_TASK INSTRUCTIONS:_
Pull out every line below that contains the word "Options".

Dataset rows for apps and sites

━━━

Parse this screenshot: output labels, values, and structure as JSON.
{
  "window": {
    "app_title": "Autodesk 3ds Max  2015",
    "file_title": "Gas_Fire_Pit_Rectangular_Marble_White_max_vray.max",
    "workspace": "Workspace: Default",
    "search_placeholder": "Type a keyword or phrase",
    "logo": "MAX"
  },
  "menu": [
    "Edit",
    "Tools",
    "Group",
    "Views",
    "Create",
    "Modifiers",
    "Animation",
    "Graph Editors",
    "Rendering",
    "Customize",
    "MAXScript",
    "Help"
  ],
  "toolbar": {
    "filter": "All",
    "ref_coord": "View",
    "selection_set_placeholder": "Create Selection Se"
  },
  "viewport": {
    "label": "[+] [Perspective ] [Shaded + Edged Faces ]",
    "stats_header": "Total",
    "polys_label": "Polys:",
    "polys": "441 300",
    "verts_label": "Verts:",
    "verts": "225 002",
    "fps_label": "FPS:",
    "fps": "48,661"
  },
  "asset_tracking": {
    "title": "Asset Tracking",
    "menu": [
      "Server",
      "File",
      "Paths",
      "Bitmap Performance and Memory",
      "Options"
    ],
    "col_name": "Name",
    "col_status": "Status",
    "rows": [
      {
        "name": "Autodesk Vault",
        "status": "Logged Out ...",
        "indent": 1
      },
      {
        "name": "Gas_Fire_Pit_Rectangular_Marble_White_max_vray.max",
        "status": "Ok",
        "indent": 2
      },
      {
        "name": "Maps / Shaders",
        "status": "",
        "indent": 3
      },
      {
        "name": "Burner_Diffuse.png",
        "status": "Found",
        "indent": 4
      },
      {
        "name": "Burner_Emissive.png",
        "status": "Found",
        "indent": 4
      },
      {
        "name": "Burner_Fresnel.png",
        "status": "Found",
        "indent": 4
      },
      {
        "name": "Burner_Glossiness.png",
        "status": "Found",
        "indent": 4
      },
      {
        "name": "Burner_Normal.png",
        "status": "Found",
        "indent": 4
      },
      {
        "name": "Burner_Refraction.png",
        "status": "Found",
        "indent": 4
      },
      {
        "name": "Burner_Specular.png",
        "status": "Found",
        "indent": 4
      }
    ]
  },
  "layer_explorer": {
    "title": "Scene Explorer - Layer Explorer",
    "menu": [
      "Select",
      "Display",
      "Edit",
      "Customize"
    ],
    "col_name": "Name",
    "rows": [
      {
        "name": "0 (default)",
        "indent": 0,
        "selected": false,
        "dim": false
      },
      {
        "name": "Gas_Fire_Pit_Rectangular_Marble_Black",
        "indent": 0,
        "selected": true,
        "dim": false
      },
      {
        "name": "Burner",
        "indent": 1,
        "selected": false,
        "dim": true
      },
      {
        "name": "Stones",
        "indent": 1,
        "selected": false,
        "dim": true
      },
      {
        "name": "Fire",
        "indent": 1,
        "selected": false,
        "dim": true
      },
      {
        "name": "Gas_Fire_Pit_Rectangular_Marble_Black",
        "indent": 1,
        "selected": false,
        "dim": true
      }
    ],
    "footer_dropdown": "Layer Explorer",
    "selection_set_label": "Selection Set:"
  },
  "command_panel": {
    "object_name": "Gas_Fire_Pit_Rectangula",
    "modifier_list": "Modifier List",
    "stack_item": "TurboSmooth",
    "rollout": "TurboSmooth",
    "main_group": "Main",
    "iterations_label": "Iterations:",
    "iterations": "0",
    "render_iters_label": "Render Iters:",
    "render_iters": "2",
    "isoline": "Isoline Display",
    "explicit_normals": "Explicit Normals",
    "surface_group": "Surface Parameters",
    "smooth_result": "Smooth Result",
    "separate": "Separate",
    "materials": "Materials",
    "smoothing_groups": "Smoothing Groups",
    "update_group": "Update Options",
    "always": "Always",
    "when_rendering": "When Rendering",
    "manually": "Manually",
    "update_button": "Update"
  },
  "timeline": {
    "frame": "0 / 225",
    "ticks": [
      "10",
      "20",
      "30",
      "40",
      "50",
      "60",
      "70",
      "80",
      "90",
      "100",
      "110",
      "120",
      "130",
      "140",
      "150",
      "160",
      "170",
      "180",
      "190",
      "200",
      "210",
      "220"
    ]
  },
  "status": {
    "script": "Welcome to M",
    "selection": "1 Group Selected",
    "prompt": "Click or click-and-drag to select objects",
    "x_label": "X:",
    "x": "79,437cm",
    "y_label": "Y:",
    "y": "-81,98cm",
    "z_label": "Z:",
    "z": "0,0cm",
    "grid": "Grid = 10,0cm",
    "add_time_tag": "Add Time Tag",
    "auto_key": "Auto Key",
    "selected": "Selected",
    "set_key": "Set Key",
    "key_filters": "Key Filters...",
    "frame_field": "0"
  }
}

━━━

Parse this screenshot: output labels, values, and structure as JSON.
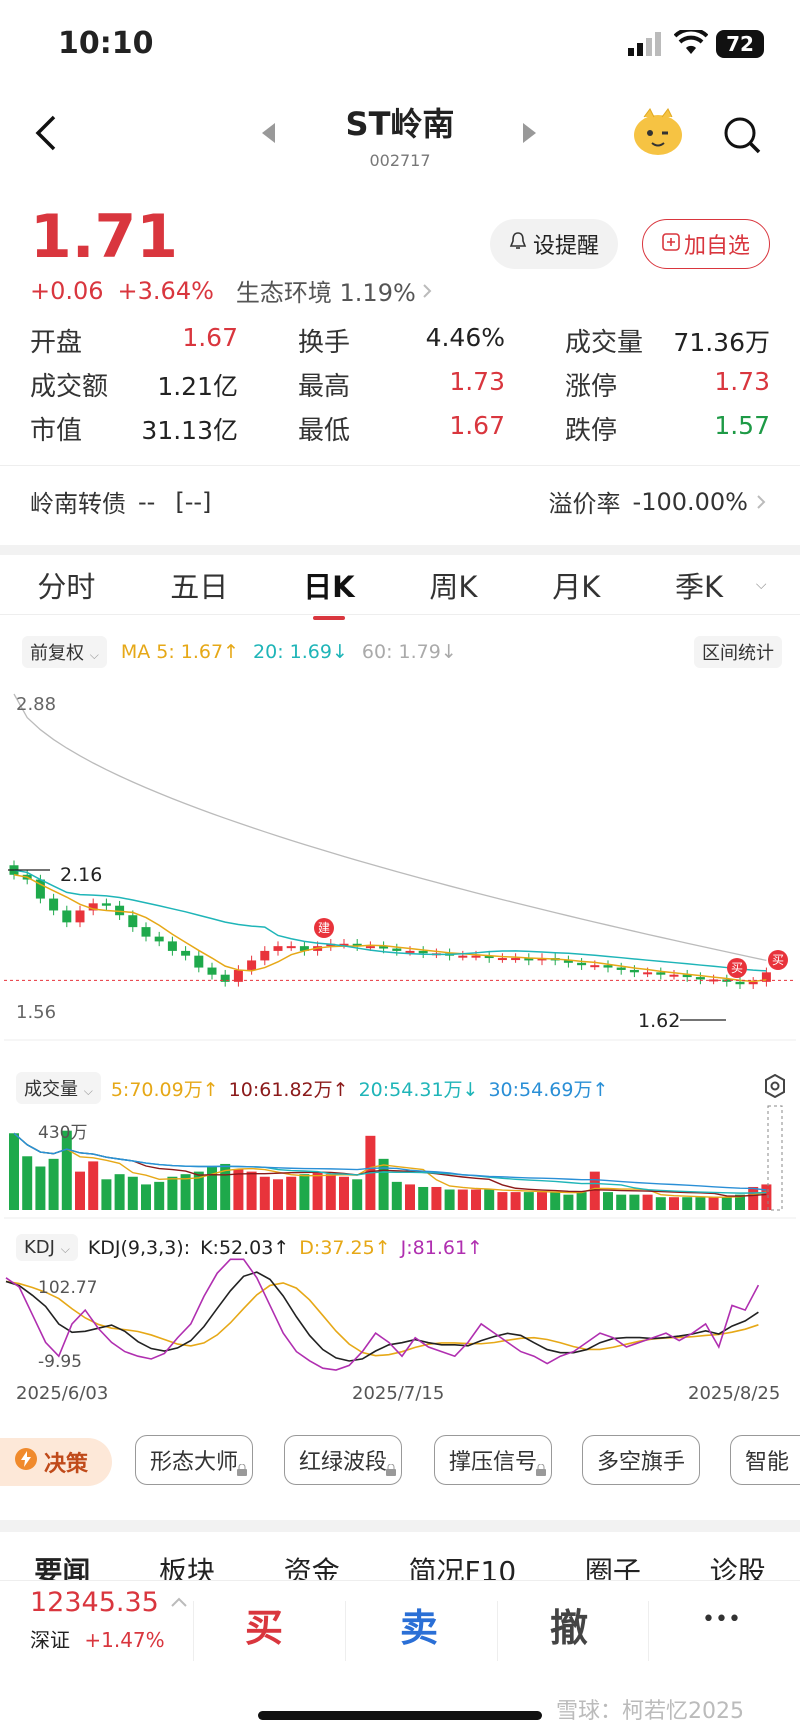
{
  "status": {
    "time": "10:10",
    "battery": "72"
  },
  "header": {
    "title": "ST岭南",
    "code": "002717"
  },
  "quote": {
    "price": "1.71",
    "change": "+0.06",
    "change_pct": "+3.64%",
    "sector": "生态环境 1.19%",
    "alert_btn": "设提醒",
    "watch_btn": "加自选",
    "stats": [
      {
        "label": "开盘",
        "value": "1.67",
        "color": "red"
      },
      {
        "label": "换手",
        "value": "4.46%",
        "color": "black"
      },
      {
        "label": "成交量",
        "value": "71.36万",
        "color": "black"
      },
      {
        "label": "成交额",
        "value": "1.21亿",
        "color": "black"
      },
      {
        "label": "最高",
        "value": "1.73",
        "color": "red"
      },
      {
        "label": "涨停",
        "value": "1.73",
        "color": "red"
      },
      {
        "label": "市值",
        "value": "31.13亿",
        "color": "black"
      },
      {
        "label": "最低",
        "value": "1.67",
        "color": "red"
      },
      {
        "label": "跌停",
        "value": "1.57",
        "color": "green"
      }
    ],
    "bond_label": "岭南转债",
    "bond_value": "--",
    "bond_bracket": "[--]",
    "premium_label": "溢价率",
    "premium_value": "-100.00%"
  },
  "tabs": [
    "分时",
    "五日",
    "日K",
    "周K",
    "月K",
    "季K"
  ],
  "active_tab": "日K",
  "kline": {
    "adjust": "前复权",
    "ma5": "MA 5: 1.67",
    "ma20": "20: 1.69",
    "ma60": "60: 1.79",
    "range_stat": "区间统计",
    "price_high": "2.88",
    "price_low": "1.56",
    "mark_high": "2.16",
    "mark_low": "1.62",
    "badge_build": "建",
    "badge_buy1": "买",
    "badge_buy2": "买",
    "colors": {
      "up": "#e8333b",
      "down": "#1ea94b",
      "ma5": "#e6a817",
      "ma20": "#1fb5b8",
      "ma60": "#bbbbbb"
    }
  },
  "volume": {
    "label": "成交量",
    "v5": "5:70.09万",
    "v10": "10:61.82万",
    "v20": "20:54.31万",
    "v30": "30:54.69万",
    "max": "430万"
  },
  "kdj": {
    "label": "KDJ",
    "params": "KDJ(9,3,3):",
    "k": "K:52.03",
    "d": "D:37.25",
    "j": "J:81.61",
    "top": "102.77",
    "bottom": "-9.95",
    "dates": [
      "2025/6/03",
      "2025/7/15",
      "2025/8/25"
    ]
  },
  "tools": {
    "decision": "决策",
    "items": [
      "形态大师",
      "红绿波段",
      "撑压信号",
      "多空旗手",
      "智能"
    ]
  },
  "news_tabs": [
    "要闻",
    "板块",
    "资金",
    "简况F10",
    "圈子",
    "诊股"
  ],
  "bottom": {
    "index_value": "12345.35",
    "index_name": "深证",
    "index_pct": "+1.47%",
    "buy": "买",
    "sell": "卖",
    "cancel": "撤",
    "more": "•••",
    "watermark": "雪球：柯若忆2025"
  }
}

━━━

_OUTPUT:_
      "Options"
    "update_group": "Update Options",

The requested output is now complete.